Set down each entry below exactly as it stands.

──────── Input data ────────

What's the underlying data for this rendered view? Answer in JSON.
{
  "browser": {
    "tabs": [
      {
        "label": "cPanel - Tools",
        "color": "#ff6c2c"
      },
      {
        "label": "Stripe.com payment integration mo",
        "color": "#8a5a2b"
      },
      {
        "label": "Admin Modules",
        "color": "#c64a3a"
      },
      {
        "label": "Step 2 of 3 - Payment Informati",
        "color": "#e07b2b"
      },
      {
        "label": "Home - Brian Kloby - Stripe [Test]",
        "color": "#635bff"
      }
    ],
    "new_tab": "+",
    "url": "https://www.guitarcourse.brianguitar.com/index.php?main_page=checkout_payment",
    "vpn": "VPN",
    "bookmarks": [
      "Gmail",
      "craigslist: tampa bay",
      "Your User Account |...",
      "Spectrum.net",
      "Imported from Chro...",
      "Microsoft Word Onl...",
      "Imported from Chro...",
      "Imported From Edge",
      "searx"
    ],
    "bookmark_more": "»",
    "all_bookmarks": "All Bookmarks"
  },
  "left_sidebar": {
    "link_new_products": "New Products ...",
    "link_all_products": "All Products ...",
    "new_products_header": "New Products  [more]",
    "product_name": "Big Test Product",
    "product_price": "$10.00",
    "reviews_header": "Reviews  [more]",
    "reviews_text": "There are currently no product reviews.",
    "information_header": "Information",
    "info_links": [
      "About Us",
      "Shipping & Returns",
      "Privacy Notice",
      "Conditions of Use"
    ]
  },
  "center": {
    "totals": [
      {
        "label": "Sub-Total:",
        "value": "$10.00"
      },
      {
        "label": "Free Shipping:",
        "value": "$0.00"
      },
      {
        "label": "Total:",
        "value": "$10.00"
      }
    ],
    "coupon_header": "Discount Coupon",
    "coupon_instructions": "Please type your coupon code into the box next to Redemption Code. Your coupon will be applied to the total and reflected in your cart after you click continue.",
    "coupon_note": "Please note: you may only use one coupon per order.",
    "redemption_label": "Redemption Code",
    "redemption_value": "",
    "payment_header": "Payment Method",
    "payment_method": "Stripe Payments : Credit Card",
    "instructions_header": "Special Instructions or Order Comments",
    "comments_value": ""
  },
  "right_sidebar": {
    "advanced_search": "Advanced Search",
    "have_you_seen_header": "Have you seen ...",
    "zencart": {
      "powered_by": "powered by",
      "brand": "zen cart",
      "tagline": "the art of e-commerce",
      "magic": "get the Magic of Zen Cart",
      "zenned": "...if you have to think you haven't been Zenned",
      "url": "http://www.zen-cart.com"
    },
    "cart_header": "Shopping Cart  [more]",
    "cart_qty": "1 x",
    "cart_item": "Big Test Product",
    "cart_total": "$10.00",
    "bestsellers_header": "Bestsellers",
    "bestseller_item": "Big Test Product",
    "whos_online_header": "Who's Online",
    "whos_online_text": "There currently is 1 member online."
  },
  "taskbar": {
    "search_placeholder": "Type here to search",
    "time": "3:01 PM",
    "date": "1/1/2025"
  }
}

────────

#### [Worked solution]
What's the underlying data for this rendered view? Answer in JSON.
{
  "browser": {
    "tabs": [
      {
        "label": "cPanel - Tools",
        "color": "#ff6c2c"
      },
      {
        "label": "Stripe.com payment integration mo",
        "color": "#8a5a2b"
      },
      {
        "label": "Admin Modules",
        "color": "#c64a3a"
      },
      {
        "label": "Step 2 of 3 - Payment Informati",
        "color": "#e07b2b"
      },
      {
        "label": "Home - Brian Kloby - Stripe [Test]",
        "color": "#635bff"
      }
    ],
    "new_tab": "+",
    "url": "https://www.guitarcourse.brianguitar.com/index.php?main_page=checkout_payment",
    "vpn": "VPN",
    "bookmarks": [
      "Gmail",
      "craigslist: tampa bay",
      "Your User Account |...",
      "Spectrum.net",
      "Imported from Chro...",
      "Microsoft Word Onl...",
      "Imported from Chro...",
      "Imported From Edge",
      "searx"
    ],
    "bookmark_more": "»",
    "all_bookmarks": "All Bookmarks"
  },
  "left_sidebar": {
    "link_new_products": "New Products ...",
    "link_all_products": "All Products ...",
    "new_products_header": "New Products  [more]",
    "product_name": "Big Test Product",
    "product_price": "$10.00",
    "reviews_header": "Reviews  [more]",
    "reviews_text": "There are currently no product reviews.",
    "information_header": "Information",
    "info_links": [
      "About Us",
      "Shipping & Returns",
      "Privacy Notice",
      "Conditions of Use"
    ]
  },
  "center": {
    "totals": [
      {
        "label": "Sub-Total:",
        "value": "$10.00"
      },
      {
        "label": "Free Shipping:",
        "value": "$0.00"
      },
      {
        "label": "Total:",
        "value": "$10.00"
      }
    ],
    "coupon_header": "Discount Coupon",
    "coupon_instructions": "Please type your coupon code into the box next to Redemption Code. Your coupon will be applied to the total and reflected in your cart after you click continue.",
    "coupon_note": "Please note: you may only use one coupon per order.",
    "redemption_label": "Redemption Code",
    "redemption_value": "",
    "payment_header": "Payment Method",
    "payment_method": "Stripe Payments : Credit Card",
    "instructions_header": "Special Instructions or Order Comments",
    "comments_value": ""
  },
  "right_sidebar": {
    "advanced_search": "Advanced Search",
    "have_you_seen_header": "Have you seen ...",
    "zencart": {
      "powered_by": "powered by",
      "brand": "zen cart",
      "tagline": "the art of e-commerce",
      "magic": "get the Magic of Zen Cart",
      "zenned": "...if you have to think you haven't been Zenned",
      "url": "http://www.zen-cart.com"
    },
    "cart_header": "Shopping Cart  [more]",
    "cart_qty": "1 x",
    "cart_item": "Big Test Product",
    "cart_total": "$10.00",
    "bestsellers_header": "Bestsellers",
    "bestseller_item": "Big Test Product",
    "whos_online_header": "Who's Online",
    "whos_online_text": "There currently is 1 member online."
  },
  "taskbar": {
    "search_placeholder": "Type here to search",
    "time": "3:01 PM",
    "date": "1/1/2025"
  }
}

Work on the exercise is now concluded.